Grizzly bears in the lower 48 states should retain their current protections under the Endangered Species Act, according to the U.S. Fish and Wildlife Service, the primary federal agency that makes decisions on the conservation of wildlife species. This is encouraging news for these native carnivores who have been under attack from trophy hunting interests in the states they live in, and who need all the help they can get to survive.

In a report published yesterday, the USFWS recommended that grizzly bears retain “threatened” status based on a five-year scientific status review.

Under the previous administration, the USFWS, in 2017, sought to prematurely delist grizzly bears in the Greater Yellowstone Ecosystem as a handout to trophy hunters. We stopped this effort---and with it the first trophy hunting season on grizzlies in decades---in its tracks with a federal court victory in 2018 followed by an appeals court victory in 2020.

There are fewer than 1,800 grizzly bears now in the lower 48 states—a small number, by any measure. These animals were nearly wiped out of existence in the United States between 1915 and 1975. Today they occupy less than 2% of their original range in the United States.

Grizzly bear populations increase slowly. Female bears do not reproduce until they are between three and eight years of age and they produce small litters, with many years between each litter. Not all of the cubs survive to adulthood. That is why every bear must count, and why it may take a decade for a female bear to replace herself in the population. And the threats to their survival are many, including poachers, ranchers and state wildlife agencies who continually target these animals and kill them over fear and exaggerated claims that they kill cattle—claims we debunked using USDA data.

In its report, the USFWS pointed to tremendous threats grizzlies continue to face, including “limited habitat connectivity, management of access by motorized vehicles, human-caused mortality and uncertainty surrounding future conservation efforts in some ecosystems.”

The USFWS report also correctly recognized that the long-term survival of grizzly bears depends on establishing populations in parts of their historic range where they remain absent, like Washington’s North Cascades and Idaho’s Bitterroot ecosystem. We urge the USFWS to follow through by developing a comprehensive plan to achieve a truly interconnected, recovered population of grizzly bears.

States that are home to these bears should be doing all they can to protect them but instead they have chosen to sell them out to trophy hunting interests. We recently told you about Montana’s state legislature passing a host of bills in anticipation of a federal delisting. Those bills would have, among other atrocities, allowed ranchers to shoot grizzly bears they “perceived” as a threat to their livestock. They included measures such as barring the relocation of grizzly bears to promote their recovery.

These bills also allow hound-hunting of black bears in early spring and expanding wolf snaring and trapping, which could also harm grizzly bears and cubs. Fortunately, continuing federal protection will shield grizzlies from some of the worst impacts of these bills if they become law.

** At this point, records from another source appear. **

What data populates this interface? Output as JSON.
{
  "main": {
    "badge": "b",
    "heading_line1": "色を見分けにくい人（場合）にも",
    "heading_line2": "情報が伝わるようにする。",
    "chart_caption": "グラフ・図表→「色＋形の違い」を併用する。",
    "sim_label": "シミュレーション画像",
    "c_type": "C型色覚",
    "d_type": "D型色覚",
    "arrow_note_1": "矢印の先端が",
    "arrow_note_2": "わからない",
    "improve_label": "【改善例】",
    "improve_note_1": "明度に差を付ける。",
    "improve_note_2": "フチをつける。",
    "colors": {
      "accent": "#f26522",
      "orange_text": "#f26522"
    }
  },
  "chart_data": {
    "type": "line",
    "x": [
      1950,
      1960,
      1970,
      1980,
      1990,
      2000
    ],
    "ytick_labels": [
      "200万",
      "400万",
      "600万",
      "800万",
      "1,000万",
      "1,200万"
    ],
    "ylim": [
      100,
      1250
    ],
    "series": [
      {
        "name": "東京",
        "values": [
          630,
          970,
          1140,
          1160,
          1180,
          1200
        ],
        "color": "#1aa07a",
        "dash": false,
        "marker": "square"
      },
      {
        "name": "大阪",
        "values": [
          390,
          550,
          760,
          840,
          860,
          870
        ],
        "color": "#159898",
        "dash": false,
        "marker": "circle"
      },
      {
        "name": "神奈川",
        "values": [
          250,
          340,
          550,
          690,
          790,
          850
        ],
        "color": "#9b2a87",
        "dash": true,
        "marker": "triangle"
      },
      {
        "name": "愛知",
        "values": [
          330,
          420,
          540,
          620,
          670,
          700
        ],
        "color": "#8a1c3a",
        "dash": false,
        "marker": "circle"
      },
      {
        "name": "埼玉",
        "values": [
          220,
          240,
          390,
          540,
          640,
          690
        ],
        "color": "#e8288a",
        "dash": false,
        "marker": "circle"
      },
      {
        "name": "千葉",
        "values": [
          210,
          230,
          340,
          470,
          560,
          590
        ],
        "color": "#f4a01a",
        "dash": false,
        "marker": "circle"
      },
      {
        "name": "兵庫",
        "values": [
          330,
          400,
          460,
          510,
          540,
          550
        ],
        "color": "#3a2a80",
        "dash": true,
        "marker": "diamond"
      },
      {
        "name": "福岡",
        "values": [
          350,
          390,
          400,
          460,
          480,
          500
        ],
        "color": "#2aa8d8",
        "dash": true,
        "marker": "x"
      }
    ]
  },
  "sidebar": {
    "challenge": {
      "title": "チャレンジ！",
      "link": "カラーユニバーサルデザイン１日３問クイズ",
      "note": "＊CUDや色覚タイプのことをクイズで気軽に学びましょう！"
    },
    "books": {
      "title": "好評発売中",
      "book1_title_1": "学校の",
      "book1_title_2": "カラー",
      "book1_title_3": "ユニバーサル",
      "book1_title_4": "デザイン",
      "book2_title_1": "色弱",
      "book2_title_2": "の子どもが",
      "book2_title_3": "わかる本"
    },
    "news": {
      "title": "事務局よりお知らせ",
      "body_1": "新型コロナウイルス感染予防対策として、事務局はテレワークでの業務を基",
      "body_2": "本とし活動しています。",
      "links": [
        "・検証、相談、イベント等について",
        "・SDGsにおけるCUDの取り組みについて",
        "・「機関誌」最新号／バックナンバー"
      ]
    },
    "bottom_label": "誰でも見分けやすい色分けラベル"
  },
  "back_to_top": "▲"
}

The Montana and Wyoming delegations in Congress are also engaged now in efforts to delist these bears—a shortsighted approach because grizzly bears and other wildlife contribute heavily to these states’ economies, with thousands of tourists flocking there each year to catch a glimpse of these animals in the wild.

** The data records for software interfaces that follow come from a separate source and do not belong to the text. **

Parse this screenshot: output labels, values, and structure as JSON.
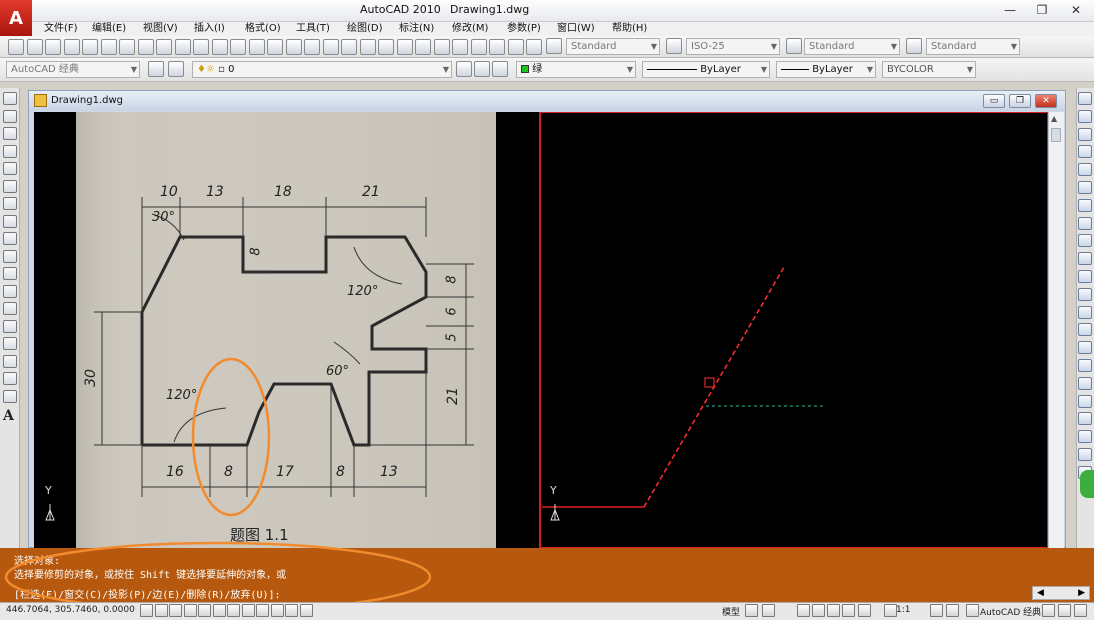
{
  "window": {
    "app_name": "AutoCAD 2010",
    "document": "Drawing1.dwg",
    "controls": {
      "minimize": "—",
      "restore": "❐",
      "close": "✕"
    }
  },
  "menu": [
    "文件(F)",
    "编辑(E)",
    "视图(V)",
    "插入(I)",
    "格式(O)",
    "工具(T)",
    "绘图(D)",
    "标注(N)",
    "修改(M)",
    "参数(P)",
    "窗口(W)",
    "帮助(H)"
  ],
  "styles_toolbar": {
    "text_style": "Standard",
    "dim_style": "ISO-25",
    "table_style": "Standard",
    "multileader_style": "Standard"
  },
  "layers_toolbar": {
    "workspace": "AutoCAD 经典",
    "layer": "0",
    "color": "绿",
    "linetype": "ByLayer",
    "lineweight": "ByLayer",
    "plotstyle": "BYCOLOR"
  },
  "drawing_window": {
    "title": "Drawing1.dwg",
    "ucs_label": "Y",
    "controls": {
      "minimize": "▭",
      "restore": "❐",
      "close": "✕"
    }
  },
  "reference_image": {
    "dims_top": [
      "10",
      "13",
      "18",
      "21"
    ],
    "dims_bottom": [
      "16",
      "8",
      "17",
      "8",
      "13"
    ],
    "dims_right": [
      "8",
      "6",
      "5",
      "21"
    ],
    "dim_left": "30",
    "dim_notch": "8",
    "angles": [
      "30°",
      "120°",
      "60°",
      "120°"
    ],
    "caption": "题图 1.1"
  },
  "command": {
    "history_1": "选择对象:",
    "history_2": "选择要修剪的对象，或按住 Shift 键选择要延伸的对象，或",
    "prompt": "[栏选(F)/窗交(C)/投影(P)/边(E)/删除(R)/放弃(U)]:"
  },
  "statusbar": {
    "coordinates": "446.7064, 305.7460, 0.0000",
    "model": "模型",
    "scale": "1:1",
    "workspace": "AutoCAD 经典"
  },
  "colors": {
    "command_bg": "#b6590e",
    "drawing_line": "#ff3030",
    "highlight_circle": "#f28a2e",
    "photo_paper": "#cdc8bd"
  }
}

We are encouraged by the USFWS recommendation today, but so long as these other threats to grizzly bears continue our work is far from done. You can rest assured we will keep a vigilant eye and continue to work hard to ward off efforts by bad state legislators, wildlife managers and members of Congress to hurt these iconic animals.

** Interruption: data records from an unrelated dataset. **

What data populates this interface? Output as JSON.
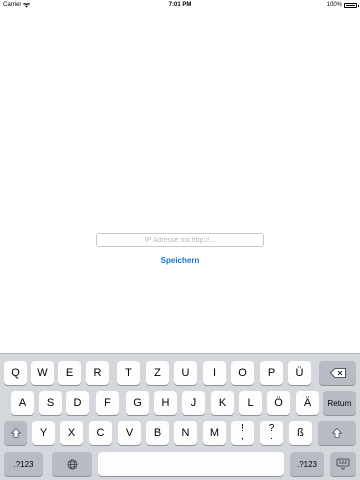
{
  "status_bar": {
    "carrier": "Carrier",
    "wifi_icon": "wifi-icon",
    "time": "7:01 PM",
    "battery_percent": "100%",
    "battery_level": 1.0
  },
  "form": {
    "ip_input": {
      "placeholder": "IP Adresse mit http://...",
      "value": ""
    },
    "save_label": "Speichern"
  },
  "keyboard": {
    "row1": [
      "Q",
      "W",
      "E",
      "R",
      "T",
      "Z",
      "U",
      "I",
      "O",
      "P",
      "Ü"
    ],
    "row2": [
      "A",
      "S",
      "D",
      "F",
      "G",
      "H",
      "J",
      "K",
      "L",
      "Ö",
      "Ä"
    ],
    "row3": [
      "Y",
      "X",
      "C",
      "V",
      "B",
      "N",
      "M",
      "ß"
    ],
    "punct_keys": [
      {
        "top": "!",
        "bottom": ","
      },
      {
        "top": "?",
        "bottom": "."
      }
    ],
    "return_label": "Return",
    "numbers_label": ".?123",
    "icons": {
      "backspace": "backspace-icon",
      "shift": "shift-icon",
      "globe": "globe-icon"
    },
    "accent_color": "#1a73d6"
  }
}
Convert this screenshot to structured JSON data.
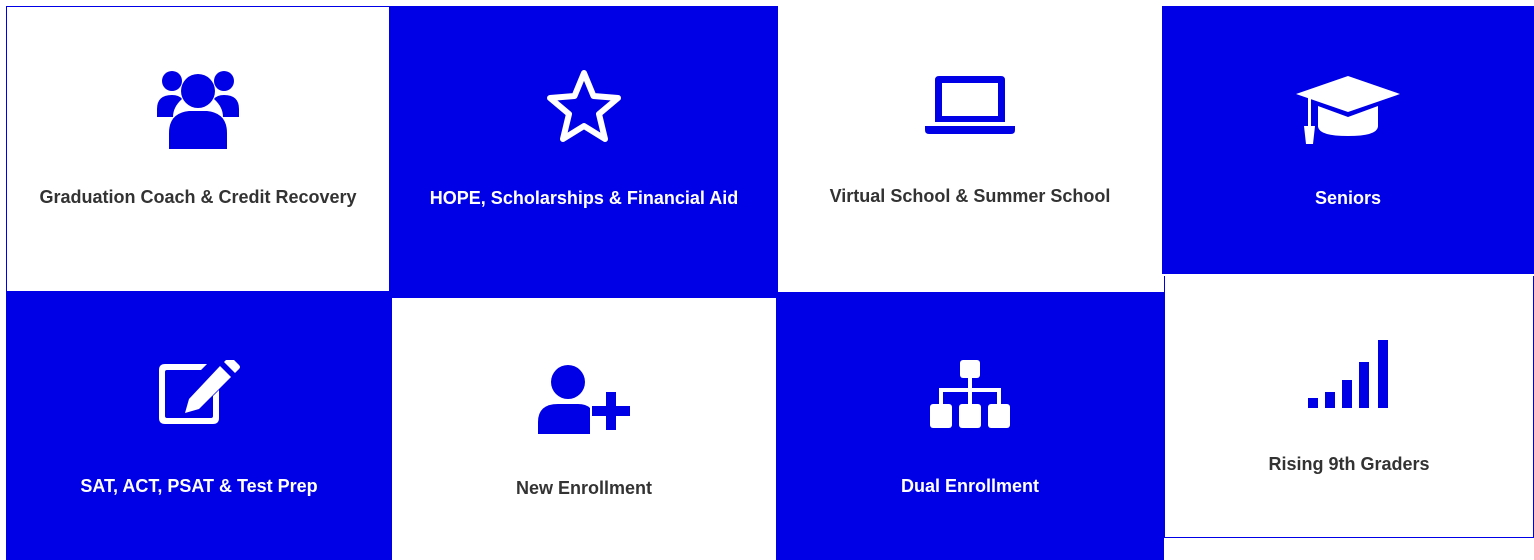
{
  "colors": {
    "accent": "#0000e6",
    "tile_white_bg": "#ffffff",
    "tile_dark_text": "#333333",
    "tile_light_text": "#ffffff"
  },
  "tiles": [
    {
      "label": "Graduation Coach & Credit Recovery",
      "icon": "users-group-icon",
      "style": "white"
    },
    {
      "label": "HOPE, Scholarships & Financial Aid",
      "icon": "star-icon",
      "style": "blue"
    },
    {
      "label": "Virtual School & Summer School",
      "icon": "laptop-icon",
      "style": "white"
    },
    {
      "label": "Seniors",
      "icon": "graduation-cap-icon",
      "style": "blue"
    },
    {
      "label": "SAT, ACT, PSAT & Test Prep",
      "icon": "edit-icon",
      "style": "blue"
    },
    {
      "label": "New Enrollment",
      "icon": "user-plus-icon",
      "style": "white"
    },
    {
      "label": "Dual Enrollment",
      "icon": "sitemap-icon",
      "style": "blue"
    },
    {
      "label": "Rising 9th Graders",
      "icon": "signal-bars-icon",
      "style": "white"
    }
  ]
}
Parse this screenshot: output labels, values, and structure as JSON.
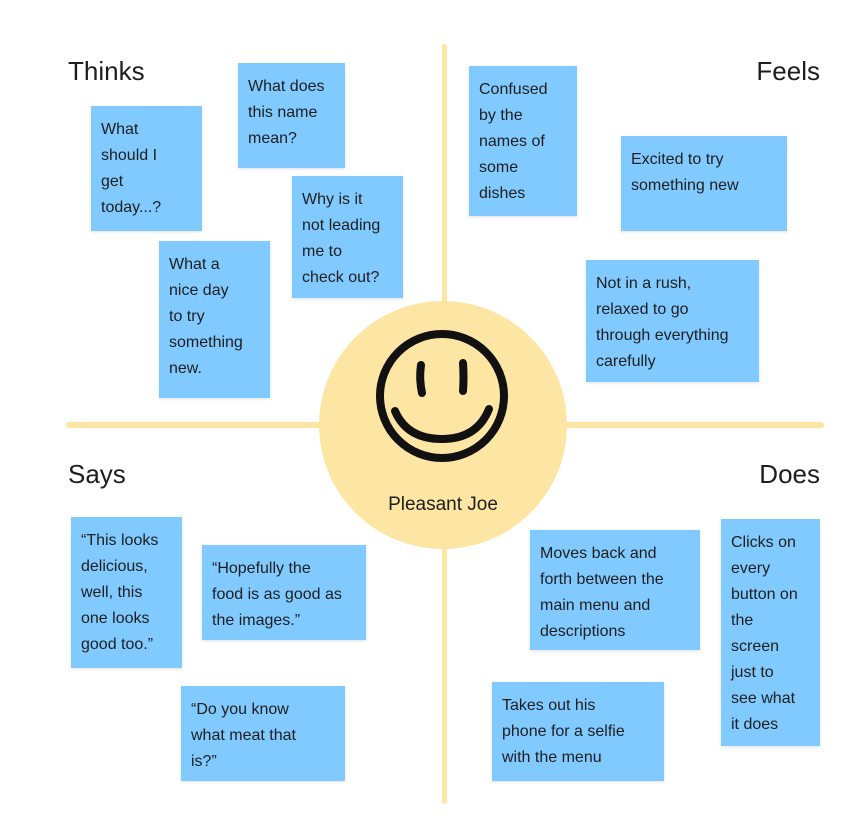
{
  "center": {
    "persona": "Pleasant Joe",
    "icon": "smiley-face-icon"
  },
  "quadrants": {
    "thinks": "Thinks",
    "feels": "Feels",
    "says": "Says",
    "does": "Does"
  },
  "notes": {
    "thinks": [
      "What does\nthis name\nmean?",
      "What\nshould I\nget\ntoday...?",
      "Why is it\nnot leading\nme to\ncheck out?",
      "What a\nnice day\nto try\nsomething\nnew."
    ],
    "feels": [
      "Confused\nby the\nnames of\nsome\ndishes",
      "Excited to try\nsomething new",
      "Not in a rush,\nrelaxed to go\nthrough everything\ncarefully"
    ],
    "says": [
      "“This looks\ndelicious,\nwell, this\none looks\ngood too.”",
      "“Hopefully the\nfood is as good as\nthe images.”",
      "“Do you know\nwhat meat that\nis?”"
    ],
    "does": [
      "Moves back and\nforth between the\nmain menu and\ndescriptions",
      "Clicks on\nevery\nbutton on\nthe\nscreen\njust to\nsee what\nit does",
      "Takes out his\nphone for a selfie\nwith the menu"
    ]
  },
  "colors": {
    "sticky_note": "#80caff",
    "axis": "#fde6a4",
    "center_circle": "#fde6a4",
    "text": "#1e1e1e"
  }
}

Sara Amundson is president of the Humane Society Legislative Fund.